• is the opposite direction (of the question) also true ? – Xhero39 May 1 '20 at 18:57

Let your matrix be $A$ and let the columns of your matrix be $c_1,c_2,\cdots,c_n$. Saying there's a subset of linearly dependent columns means that there are columns $c_{i_1},c_{i_2},...,c_{i_k}$ that are linearly dependent, so that there exist nontrivial $a_k$ such that:

$$a_1c_{i_1}+a_2c_{i_2}+\cdots+a_kc_{i_k}=0.$$

Now define the vector $v$ so that $v_{i_k}=a_k$ and $v_i=0$ otherwise. What do you suppose $Av$ equals?

• No need for subindexing. Just $Av=c_1v_1+\ldots+c_nv_n$ is a linear combination. Lin.dependent $\Rightarrow$ $\exists v\ne 0$: $Av=0$ (by definition). – A.Γ. Aug 17 '15 at 22:53
• I think everyone jumped on this one at once. – Christopher Carl Heckman Aug 17 '15 at 22:56
• This is not an answer; it is another question. Nor is it at all clear how this new question relates to the original one. – Joe Strout Sep 14 '19 at 4:30
• @JoeStrout: $Av=0$, so... – Alex R. Sep 14 '19 at 5:41
• @FirasAliAbdelGhani: Of course. If $A$ is not invertible, it has a nontrivial kernel, so that $Ax=0$ for some nonzero $x$, so the columns of $A$ are linearly dependent. – Alex R. May 1 '20 at 19:16

Hint: If $A$ has linearly dependent columns, then $\det(A)=0$.

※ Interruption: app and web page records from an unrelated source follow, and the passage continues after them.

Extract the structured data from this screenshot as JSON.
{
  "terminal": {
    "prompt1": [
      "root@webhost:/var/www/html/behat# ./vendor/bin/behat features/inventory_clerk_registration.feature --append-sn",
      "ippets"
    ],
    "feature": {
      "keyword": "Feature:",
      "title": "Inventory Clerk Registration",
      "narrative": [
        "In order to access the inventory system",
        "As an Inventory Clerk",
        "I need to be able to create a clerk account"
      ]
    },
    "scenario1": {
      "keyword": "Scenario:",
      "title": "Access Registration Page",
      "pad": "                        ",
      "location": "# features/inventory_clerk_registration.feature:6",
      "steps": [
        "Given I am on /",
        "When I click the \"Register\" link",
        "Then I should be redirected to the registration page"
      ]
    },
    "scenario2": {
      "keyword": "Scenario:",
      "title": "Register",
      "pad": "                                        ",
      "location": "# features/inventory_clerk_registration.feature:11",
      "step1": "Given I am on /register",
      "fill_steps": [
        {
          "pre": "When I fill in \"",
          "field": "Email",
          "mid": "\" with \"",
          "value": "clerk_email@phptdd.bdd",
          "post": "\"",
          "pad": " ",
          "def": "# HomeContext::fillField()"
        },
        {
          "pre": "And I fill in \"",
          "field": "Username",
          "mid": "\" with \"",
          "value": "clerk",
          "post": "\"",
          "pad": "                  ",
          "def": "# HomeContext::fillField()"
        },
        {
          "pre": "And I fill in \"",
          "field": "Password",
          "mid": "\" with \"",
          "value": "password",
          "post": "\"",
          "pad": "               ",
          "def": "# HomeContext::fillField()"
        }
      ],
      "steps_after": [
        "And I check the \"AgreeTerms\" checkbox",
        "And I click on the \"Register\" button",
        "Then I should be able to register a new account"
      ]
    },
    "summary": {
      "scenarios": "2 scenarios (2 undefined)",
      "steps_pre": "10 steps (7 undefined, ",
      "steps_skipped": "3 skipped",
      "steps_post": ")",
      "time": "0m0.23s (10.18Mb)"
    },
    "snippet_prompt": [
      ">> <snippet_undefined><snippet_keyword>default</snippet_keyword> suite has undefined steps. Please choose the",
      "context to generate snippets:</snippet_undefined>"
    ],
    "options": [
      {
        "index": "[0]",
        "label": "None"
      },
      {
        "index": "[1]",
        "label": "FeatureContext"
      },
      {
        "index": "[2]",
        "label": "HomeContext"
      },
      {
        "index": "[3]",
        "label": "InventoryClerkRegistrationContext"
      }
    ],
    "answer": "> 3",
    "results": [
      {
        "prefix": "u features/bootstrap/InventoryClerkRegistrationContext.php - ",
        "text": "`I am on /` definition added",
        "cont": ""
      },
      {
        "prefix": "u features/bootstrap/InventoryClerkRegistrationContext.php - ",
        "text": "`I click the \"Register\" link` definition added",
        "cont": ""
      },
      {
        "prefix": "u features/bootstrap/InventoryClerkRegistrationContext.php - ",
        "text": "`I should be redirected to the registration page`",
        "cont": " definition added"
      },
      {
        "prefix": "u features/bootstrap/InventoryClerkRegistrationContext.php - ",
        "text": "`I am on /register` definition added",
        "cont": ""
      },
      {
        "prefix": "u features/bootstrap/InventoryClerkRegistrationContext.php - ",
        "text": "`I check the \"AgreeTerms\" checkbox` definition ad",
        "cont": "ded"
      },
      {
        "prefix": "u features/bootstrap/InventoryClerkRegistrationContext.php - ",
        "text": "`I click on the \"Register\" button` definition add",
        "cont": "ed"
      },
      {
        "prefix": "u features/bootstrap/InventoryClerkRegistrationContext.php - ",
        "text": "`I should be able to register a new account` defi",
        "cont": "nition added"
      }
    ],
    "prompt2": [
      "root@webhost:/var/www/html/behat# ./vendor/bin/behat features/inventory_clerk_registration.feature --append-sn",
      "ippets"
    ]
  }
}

Another approach without using the determinant: let $A\in \mathbb R^{n\times n}$ (or any other field $\mathbb F$). We write $v_1,\dots v_n$ for the columns of $A$. As the columns are linearly dependent there exists $a_1,\dots,a_n\in \mathbb R$ and $a_i\neq 0$ for at least one $i\in \{1,\dots n\}$ such that $a_1v_1+\dots +a_nv_n=0$. Let $\varphi$ be the linear mapping associated with $A$, then: $$\varphi\left(\begin{pmatrix} a_1 \\ \vdots \\ a_n \end{pmatrix}\right)=A\cdot \begin{pmatrix} a_1 \\ \vdots \\ a_n \end{pmatrix} = a_1v_1+\dots +a_nv_n=0.$$ Thus $\varphi$ is not bijective and we conclude that $A$ is not invertible.

• Okay so this is essentially what I don't understand because $A$ is not invertible $\iff$ $\det (A)=0$ so why is your hint true? – James K Aug 17 '15 at 22:44
• Are you having problems with this excact equivalence, with the proof that $\det(A)=0$? – Hirshy Aug 17 '15 at 22:46
• is the opposite direction (of the question) also true ? – Xhero39 May 1 '20 at 18:58